Maxwell Air Force Base, Alabama: Civil Air Patrol, 2000.

Donald M. Pushing the Envelope: The American Aircraft Industry.
Ann Arbor, Mich.: University of Michigan Press, 1998.

Eugene. Flying High: The Story of Boeing and the Rise of the
Jetliner Industry
. New York: The Atlantic Monthly Press, 1996.

Robert J. Legend and Legacy: The Story of Boeing and Its People.
New York: St. Martin’s Press, 1992.

A Brief History. Post-War Developments: 1946-1956.

A Brief History. Jets and Rockets Take Off: 1957-1970.


Bill. The Illustrated Encyclopedia of Commercial Aircraft.
New York: Phoebus Publishing Co., 1980.

Harold. Vision, the Story of Boeing. New York: Madison Publishing,

Karl. Twenty-First Century Jet: The Making and Marketing of
the Boeing 777
. New York: Scribner, 1996.


SST configurations

Various proposed configurations for the supersonic transport.

SST airframe prototype

On New Year’s Eve 1966, after more than 14 years of study, design
work and competition, the Federal Government selected Boeing to
build the prototype for the country’s first supersonic transport
(SST). This photo shows the prototype under construction.

Boeing 757

The twin-engine, medium-range 757 is up to 80 percent more fuel
efficient than the older 727 jetliners it was designed to replace,
but retains the 727’s short-field capability.
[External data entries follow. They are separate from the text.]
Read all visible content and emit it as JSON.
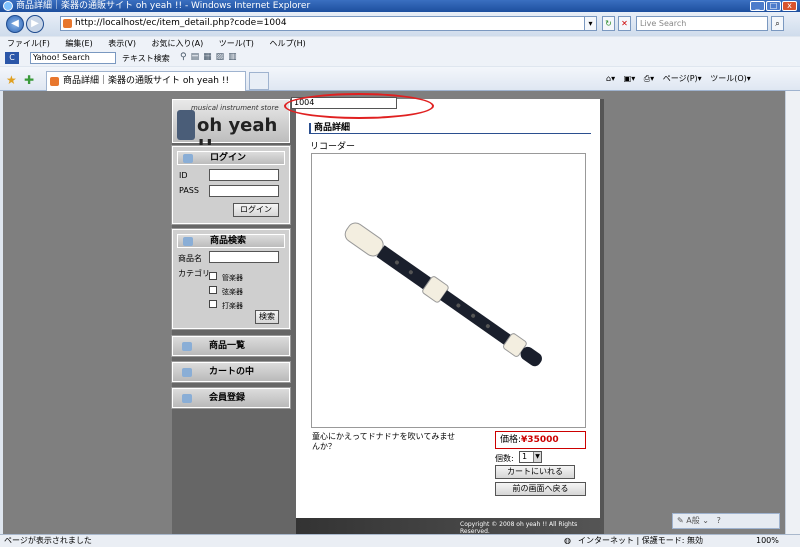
{
  "window": {
    "title": "商品詳細｜楽器の通販サイト oh yeah !! - Windows Internet Explorer"
  },
  "browser": {
    "address": "http://localhost/ec/item_detail.php?code=1004",
    "search_placeholder": "Live Search",
    "menu": [
      "ファイル(F)",
      "編集(E)",
      "表示(V)",
      "お気に入り(A)",
      "ツール(T)",
      "ヘルプ(H)"
    ],
    "yahoo_search": "Yahoo! Search",
    "text_search": "テキスト検索",
    "tab_title": "商品詳細｜楽器の通販サイト oh yeah !!",
    "page_menu": "ページ(P)",
    "tools_menu": "ツール(O)",
    "status_text": "ページが表示されました",
    "zone": "インターネット | 保護モード: 無効",
    "zoom": "100%"
  },
  "site": {
    "logo_small": "musical instrument store",
    "logo_big": "oh yeah !!",
    "login": {
      "title": "ログイン",
      "id_label": "ID",
      "pass_label": "PASS",
      "button": "ログイン"
    },
    "search": {
      "title": "商品検索",
      "name_label": "商品名",
      "category_label": "カテゴリ",
      "categories": [
        "管楽器",
        "弦楽器",
        "打楽器"
      ],
      "button": "検索"
    },
    "nav": [
      "商品一覧",
      "カートの中",
      "会員登録"
    ],
    "code_value": "1004",
    "heading": "商品詳細",
    "product_name": "リコーダー",
    "description": "童心にかえってドナドナを吹いてみませんか？",
    "price_label": "価格:",
    "price_value": "¥35000",
    "qty_label": "個数:",
    "qty_value": "1",
    "cart_button": "カートにいれる",
    "back_button": "前の画面へ戻る",
    "copyright": "Copyright © 2008 oh yeah !! All Rights Reserved."
  }
}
The 757 carries up
to 239 passengers and has a range of approximately 4,500 miles.

Boeing 767

The 767, built in Everett, Washington, complements the 747 in the
medium- to long-range market and can carry approximately 220 passengers.

Boeing 777
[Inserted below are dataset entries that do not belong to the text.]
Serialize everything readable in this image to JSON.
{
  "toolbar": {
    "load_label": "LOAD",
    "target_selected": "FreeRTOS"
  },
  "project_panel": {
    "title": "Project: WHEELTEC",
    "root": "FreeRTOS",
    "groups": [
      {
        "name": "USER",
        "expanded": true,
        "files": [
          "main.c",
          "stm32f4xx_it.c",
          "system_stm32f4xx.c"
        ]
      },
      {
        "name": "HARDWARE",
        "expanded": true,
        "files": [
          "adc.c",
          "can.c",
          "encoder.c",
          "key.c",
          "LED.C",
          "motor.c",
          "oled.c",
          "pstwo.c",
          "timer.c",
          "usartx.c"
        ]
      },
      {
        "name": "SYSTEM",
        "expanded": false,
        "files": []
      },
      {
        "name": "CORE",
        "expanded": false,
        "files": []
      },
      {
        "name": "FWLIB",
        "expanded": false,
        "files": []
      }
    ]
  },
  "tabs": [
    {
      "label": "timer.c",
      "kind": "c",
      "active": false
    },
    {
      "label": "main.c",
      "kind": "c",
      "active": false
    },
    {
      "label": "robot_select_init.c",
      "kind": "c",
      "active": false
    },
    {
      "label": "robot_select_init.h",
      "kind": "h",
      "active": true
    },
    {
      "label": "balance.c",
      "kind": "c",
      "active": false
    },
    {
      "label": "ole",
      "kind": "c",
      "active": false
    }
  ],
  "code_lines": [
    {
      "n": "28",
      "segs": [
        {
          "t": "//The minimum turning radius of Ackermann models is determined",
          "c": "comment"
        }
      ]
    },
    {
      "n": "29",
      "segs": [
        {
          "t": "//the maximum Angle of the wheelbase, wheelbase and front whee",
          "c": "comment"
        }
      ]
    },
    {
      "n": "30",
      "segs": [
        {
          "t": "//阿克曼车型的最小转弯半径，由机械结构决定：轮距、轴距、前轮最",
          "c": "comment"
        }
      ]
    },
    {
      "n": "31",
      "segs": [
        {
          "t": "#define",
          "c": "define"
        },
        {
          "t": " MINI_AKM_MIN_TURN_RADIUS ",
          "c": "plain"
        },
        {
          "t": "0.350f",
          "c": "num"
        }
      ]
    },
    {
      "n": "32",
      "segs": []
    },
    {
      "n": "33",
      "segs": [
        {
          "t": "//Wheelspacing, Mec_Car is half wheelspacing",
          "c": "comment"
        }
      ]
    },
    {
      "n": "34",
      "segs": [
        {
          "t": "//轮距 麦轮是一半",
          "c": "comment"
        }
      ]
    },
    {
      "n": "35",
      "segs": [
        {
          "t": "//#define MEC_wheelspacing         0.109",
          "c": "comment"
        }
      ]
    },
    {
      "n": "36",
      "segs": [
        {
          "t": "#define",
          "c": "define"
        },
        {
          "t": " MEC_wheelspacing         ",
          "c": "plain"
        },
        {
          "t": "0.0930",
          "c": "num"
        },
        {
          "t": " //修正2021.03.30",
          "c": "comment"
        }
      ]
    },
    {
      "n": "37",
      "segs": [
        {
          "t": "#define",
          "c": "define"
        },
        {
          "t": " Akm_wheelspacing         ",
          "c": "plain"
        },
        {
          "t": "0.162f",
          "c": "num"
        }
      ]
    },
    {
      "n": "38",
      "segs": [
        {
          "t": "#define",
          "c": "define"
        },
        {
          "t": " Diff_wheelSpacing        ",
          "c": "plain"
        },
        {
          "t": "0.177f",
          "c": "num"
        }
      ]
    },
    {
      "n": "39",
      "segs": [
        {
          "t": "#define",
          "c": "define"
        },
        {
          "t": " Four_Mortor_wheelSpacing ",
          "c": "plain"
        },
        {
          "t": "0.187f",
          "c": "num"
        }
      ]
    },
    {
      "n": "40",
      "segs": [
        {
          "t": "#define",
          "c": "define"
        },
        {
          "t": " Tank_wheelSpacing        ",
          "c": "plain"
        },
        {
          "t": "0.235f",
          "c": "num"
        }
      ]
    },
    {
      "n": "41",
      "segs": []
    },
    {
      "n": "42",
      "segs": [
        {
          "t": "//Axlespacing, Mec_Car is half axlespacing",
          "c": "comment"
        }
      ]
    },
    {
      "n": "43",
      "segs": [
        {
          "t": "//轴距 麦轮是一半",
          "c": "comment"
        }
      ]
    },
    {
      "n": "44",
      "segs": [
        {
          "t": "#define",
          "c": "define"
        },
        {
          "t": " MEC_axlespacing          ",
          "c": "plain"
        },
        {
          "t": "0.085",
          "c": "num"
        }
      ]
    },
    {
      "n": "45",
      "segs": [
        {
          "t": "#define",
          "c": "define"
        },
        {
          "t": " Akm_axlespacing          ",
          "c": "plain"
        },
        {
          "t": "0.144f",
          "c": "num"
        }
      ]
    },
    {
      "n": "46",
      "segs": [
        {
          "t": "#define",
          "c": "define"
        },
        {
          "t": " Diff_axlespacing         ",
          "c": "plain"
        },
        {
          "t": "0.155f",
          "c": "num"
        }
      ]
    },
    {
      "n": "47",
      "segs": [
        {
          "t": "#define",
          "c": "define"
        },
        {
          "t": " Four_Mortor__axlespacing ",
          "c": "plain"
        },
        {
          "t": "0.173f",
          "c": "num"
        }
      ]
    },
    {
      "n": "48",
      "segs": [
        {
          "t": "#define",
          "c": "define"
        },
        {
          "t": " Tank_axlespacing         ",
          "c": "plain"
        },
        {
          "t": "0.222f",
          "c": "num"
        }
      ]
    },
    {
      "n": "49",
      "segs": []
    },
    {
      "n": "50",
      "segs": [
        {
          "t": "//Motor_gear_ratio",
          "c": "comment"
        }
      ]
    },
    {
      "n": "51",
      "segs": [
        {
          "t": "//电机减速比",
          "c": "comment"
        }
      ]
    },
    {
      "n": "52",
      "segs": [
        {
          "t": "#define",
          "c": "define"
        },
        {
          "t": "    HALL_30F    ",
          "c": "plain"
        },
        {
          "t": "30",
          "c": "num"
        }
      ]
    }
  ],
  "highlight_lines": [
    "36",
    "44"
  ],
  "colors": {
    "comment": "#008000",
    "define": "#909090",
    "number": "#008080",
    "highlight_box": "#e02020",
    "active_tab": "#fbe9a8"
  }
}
The Model 777, the first entirely new Boeing airplane in more than
a decade, was delivered in May 1995.